- **ASSIGNMENT**
Where in the material does the word "отзыва" appear? Copy each line that has it.

☆ ☆ ☆

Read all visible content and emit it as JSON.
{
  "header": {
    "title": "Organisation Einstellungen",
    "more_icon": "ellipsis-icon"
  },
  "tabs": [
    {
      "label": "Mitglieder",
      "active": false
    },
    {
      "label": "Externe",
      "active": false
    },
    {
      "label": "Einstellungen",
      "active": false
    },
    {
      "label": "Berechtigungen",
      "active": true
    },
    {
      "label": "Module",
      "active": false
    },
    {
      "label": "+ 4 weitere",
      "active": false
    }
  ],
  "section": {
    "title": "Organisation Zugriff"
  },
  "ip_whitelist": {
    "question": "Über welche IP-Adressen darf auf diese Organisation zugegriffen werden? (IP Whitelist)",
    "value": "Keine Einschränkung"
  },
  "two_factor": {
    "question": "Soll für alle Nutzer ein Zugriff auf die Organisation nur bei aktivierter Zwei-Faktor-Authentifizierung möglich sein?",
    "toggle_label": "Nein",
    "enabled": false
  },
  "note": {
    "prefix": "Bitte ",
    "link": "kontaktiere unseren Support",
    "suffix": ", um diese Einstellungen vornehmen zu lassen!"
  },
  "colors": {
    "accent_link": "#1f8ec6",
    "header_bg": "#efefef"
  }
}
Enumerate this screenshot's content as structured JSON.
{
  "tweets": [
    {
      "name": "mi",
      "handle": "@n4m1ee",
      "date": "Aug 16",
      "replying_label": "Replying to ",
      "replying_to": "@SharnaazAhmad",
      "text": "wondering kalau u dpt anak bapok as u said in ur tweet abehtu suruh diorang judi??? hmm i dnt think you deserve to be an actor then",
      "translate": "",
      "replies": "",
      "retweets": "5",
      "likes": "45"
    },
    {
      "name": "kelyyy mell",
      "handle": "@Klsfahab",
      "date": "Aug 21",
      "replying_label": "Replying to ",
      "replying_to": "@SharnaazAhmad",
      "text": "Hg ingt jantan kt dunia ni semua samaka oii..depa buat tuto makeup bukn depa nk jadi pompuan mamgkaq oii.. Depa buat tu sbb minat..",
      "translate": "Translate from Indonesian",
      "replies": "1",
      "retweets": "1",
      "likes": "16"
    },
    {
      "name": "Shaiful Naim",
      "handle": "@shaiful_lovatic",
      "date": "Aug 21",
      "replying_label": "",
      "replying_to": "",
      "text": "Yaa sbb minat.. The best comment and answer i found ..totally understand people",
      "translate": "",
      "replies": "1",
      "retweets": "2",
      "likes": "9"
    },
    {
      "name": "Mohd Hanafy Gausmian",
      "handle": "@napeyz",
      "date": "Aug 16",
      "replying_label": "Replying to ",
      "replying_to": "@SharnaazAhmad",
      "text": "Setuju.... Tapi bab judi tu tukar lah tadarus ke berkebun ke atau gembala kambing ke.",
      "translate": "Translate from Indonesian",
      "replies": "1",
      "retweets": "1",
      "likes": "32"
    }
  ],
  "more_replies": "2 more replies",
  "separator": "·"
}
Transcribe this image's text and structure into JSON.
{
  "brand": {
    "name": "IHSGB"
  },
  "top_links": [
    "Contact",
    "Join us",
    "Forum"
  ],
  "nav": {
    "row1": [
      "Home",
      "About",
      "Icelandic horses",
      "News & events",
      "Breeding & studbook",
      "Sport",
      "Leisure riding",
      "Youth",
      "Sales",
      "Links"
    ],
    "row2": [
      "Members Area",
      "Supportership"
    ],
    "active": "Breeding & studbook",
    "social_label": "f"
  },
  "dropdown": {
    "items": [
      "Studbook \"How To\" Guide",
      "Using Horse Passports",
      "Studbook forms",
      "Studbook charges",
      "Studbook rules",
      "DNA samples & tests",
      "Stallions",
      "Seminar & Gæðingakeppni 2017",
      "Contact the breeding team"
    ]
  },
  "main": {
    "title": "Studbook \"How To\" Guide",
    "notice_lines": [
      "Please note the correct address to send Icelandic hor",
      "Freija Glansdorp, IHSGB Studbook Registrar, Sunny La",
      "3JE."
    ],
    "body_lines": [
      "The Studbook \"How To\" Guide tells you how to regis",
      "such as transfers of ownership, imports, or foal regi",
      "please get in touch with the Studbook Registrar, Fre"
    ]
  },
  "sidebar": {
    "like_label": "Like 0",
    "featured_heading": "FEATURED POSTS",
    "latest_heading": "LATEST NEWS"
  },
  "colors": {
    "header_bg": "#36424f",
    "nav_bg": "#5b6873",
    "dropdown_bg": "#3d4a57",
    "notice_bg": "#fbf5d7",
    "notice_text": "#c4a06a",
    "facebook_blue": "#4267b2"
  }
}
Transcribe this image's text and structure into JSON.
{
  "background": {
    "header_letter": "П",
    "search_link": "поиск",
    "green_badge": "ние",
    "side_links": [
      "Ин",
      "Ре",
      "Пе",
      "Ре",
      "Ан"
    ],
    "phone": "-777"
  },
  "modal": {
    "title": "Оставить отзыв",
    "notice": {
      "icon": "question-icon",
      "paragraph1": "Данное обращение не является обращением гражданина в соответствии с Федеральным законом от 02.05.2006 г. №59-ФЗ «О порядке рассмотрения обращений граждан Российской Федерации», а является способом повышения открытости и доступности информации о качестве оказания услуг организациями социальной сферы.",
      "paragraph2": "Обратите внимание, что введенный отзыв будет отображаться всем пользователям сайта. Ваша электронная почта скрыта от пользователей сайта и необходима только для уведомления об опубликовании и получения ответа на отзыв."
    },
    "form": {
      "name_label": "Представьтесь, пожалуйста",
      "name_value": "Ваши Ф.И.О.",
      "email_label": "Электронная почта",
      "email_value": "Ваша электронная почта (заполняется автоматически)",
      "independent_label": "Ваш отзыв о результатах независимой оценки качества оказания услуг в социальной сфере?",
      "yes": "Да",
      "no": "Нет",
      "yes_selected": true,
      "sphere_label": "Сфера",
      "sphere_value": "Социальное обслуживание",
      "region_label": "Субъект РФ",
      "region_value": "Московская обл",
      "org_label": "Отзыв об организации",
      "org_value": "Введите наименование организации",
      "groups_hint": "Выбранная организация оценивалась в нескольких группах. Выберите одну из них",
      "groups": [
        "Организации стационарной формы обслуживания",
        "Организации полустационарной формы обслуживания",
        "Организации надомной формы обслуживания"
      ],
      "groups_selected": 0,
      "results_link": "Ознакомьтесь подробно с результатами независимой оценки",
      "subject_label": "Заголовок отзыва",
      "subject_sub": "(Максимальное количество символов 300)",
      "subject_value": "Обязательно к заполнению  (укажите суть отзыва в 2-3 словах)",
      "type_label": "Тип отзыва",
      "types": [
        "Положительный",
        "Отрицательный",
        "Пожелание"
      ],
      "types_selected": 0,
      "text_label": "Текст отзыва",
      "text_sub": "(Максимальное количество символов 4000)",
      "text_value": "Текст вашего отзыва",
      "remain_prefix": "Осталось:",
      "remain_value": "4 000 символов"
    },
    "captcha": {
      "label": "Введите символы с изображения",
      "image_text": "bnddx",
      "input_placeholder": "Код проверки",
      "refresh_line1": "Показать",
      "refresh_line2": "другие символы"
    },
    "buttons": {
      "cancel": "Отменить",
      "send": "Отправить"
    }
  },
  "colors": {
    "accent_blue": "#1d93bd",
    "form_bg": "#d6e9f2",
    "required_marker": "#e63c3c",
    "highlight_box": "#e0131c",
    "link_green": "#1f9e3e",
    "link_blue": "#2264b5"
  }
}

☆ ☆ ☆

- **RESPONSE BELOW**
      "subject_label": "Заголовок отзыва",
      "subject_value": "Обязательно к заполнению  (укажите суть отзыва в 2-3 словах)",
      "type_label": "Тип отзыва",
      "text_label": "Текст отзыва",
      "text_value": "Текст вашего отзыва",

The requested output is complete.